Transition a site to GOV.UK
When a site is going to move to GOV.UK, there are two ways that the old site can be redirected. They can do it themselves, or they can repoint the domain at us. This page is about the latter.
This page covers the details of adding a site so that we can handle traffic to it.
1) Ensure the department is aware of the technical limitation of HTTPS enabled sites
If a domain is not in our SAN but wants to keep HTTPS integrity, the best alternative is to set up redirects on their own server.
The content team might ask a developer to offer the department some guidance around this.
2) Add a site to the Transition app
Follow the instructions in the transition-config README.
3) Consider AKA domains
If the department want to use the side-by-side browser to preview how their redirects will appear after transitioning they will need to set up AKA domains.
They will need one new CNAME DNS entry for each domain/subdomain they wish to preview according to the following pattern:
- www.domain.gov.uk → aka.domain.gov.uk
- sub.domain.gov.uk → aka-sub.domain.gov.uk
There are lots of examples of these in hosts currently configured in Transition
These AKA domains should be CNAMEd to:
4) Get a list of old URLs
In order for us to redirect anything but the homepage, we need a list of URLs for the old site so that they can be mapped.
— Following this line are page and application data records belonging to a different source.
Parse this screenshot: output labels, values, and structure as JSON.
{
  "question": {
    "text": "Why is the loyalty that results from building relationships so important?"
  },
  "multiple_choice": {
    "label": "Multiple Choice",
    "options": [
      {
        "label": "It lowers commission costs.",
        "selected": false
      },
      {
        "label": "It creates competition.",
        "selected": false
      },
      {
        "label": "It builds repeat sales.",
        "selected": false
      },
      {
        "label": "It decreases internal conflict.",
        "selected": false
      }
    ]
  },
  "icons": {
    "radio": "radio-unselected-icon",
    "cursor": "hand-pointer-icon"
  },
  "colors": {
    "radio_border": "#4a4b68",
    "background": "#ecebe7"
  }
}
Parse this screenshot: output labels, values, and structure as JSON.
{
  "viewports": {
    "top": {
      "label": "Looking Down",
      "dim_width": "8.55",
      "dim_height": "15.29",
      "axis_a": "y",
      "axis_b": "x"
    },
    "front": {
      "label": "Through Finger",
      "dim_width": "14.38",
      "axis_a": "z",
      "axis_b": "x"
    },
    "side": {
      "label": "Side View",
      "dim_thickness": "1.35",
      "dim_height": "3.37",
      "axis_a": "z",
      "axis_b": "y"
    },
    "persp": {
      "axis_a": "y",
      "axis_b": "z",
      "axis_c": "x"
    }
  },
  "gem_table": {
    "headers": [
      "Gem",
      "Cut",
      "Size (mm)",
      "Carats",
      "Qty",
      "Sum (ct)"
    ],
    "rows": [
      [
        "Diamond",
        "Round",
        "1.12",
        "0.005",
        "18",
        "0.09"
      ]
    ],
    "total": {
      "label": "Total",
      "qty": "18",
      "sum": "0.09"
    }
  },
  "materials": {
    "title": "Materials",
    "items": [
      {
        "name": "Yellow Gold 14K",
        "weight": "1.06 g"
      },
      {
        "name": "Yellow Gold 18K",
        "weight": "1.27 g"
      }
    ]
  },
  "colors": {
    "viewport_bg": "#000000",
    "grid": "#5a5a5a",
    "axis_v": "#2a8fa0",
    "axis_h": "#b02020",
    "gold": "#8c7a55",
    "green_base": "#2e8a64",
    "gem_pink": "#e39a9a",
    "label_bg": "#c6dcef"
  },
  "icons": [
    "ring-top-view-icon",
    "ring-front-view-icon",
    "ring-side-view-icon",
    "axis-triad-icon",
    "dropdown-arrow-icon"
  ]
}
In the past, this is something GDS did for the organisation as it requires some technical skill and experience.
Getting traffic logs from a transitioning organisation is the best option, as we can get a list of URLs we know are actively used. If we can’t get this then there are other options.
One option is to get a list of the URLs from the Internet Archive. The
archive_lister gem can do this for
you. Sometimes the Internet Archive doesn’t have any data, so try the domain
https, or with and without the
An alternative is to crawl the site with a crawler like Anemone, though for a large site this might take several hours. This will give you a list of URLs for a domain:
$ anemone url-list 'transitioning-site.gov.uk'
Note: This will include 404s, 301s, etc.
5) Clean up URLs
Strip paths and pattern
There are lots of file formats we don’t want to provide mappings for, like static assets, images, or common spammy/malicious crawlers. These can be stripped using the strip_mappings.sh script.
Query parameter analysis
From your set of URLs, you can attempt to identify significant query string
parameter names and then add them to the site configuration file in
transition-config. A query string parameter is considered significant if it
significantly changes the content seen on the old site and/or it would be
mapped to a different new URL.
There are some transition-config scripts to help analyse query param usage:
Some common examples of significant parameters:
- article ID
- attachment ID
- document ID
Some common examples of non-significant parameters:
- search queries
6) Add the old URLs as mappings
Ideally, any significant query string parameters should be identified and added to the site before adding the mappings. This is because URLs are canonicalised and then deduplicated before being saved and part of canonicalisation is to remove non-significant parameters. However, significant query string parameters can be added later; after they have been imported adding old URLs which include the parameters will be canonicalised using the new list of significant parameters. Note that mappings created under the previous list won’t be removed and in some (complicated) situations won’t be used by Bouncer.
To add or edit mappings, you will need the “GDS Editor” permission in
GOV.UK Signon for the Transition app. This lets you edit any site,
rather than just ones belonging to your organisation. You can then go
the transition app, find
the site and click
Add mappings to add them in bulk.
7) Get the organisation to do the mapping work
By default, the mappings will present an archive page to users visiting the old URL. The objective is to get users to somewhere that best serves the need fulfilled by the old page. Usually this means redirecting them to the page on GOV.UK or elsewhere. It is really important that this is done by people who understand the users and content.
8) Get the organisation to lower the TTL on the DNS records a day ahead
In order to cleanly switch the domain from the old site, the TTL needs to be low enough that there isn’t a significant period where some users will get the old site and some get the new one. This is important for several reasons, including user experience and giving a professional impression to stakeholders. We normally ask for this to be done a day in advance, and to be lowered to 300 seconds (5 minutes). It can be raised again once everyone is happy there is no need to switch back - normally the day after.
9) Point the domain at us
Once the site has been imported successfully, the domain can be pointed
at us by the organisation. For hostnames which can have a
record, this is
Domains at the root of their zone can’t use
CNAME records, so must use an
record and point at one of the Fastly GOV.UK IP
10) Get the organisation to monitor the traffic data in the Transition app
There are two things that need to be responded to:
- high numbers of 404s - this means a mapping is missing
- high numbers hitting 410s - this means the old page is popular and should perhaps be redirected instead
The transition checklist covers the whole process of transitioning a site from the technical side. There’s a full version for complex sites and a slightly simplified one - we probably only need the simpler one for upcoming transitions.